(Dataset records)
--------
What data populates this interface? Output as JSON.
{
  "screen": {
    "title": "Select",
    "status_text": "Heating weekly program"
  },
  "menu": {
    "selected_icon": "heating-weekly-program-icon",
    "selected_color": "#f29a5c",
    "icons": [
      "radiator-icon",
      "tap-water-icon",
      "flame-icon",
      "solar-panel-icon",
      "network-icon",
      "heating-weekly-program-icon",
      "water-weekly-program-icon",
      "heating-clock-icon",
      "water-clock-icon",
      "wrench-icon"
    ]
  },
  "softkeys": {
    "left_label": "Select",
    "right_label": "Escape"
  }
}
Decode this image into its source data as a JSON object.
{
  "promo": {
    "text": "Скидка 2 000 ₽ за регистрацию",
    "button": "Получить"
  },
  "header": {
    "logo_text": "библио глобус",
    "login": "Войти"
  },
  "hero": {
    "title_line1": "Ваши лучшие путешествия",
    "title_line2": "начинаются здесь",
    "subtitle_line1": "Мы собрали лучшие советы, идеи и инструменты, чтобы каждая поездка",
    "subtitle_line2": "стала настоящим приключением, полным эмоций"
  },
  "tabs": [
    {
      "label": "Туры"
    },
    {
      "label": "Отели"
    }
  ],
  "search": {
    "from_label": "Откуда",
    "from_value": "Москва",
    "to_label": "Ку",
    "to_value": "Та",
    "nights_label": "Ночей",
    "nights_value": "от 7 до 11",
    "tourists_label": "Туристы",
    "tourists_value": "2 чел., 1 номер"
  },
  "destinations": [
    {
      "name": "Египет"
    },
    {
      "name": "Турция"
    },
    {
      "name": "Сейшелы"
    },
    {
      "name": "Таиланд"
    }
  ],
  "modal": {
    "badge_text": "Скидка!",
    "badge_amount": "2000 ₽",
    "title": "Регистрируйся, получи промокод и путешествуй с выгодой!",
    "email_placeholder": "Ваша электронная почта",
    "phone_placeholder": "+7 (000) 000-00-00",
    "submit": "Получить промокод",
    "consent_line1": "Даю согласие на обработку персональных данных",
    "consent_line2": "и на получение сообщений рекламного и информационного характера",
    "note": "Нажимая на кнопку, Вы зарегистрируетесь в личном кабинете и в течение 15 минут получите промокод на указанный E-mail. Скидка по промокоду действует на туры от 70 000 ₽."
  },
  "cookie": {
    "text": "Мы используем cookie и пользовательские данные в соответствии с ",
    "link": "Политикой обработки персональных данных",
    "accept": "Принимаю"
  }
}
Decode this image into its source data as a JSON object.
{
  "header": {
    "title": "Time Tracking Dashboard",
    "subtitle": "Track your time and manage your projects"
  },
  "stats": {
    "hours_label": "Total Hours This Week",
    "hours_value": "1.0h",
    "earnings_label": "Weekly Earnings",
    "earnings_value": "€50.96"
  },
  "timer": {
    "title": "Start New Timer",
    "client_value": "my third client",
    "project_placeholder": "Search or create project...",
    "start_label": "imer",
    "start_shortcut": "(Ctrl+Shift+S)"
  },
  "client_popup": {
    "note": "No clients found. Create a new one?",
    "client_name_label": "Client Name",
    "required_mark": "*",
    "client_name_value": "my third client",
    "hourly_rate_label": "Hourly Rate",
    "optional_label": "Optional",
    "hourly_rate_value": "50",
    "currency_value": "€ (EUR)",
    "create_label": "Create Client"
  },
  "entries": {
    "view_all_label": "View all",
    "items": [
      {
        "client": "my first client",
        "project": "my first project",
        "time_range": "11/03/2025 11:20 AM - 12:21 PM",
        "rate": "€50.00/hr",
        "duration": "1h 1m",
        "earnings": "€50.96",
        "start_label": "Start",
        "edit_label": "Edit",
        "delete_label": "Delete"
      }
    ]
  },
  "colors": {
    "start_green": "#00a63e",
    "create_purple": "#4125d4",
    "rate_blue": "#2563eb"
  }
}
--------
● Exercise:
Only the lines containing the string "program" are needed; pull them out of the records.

● Answer to this task:
    "status_text": "Heating weekly program"
    "selected_icon": "heating-weekly-program-icon",
      "heating-weekly-program-icon",
      "water-weekly-program-icon",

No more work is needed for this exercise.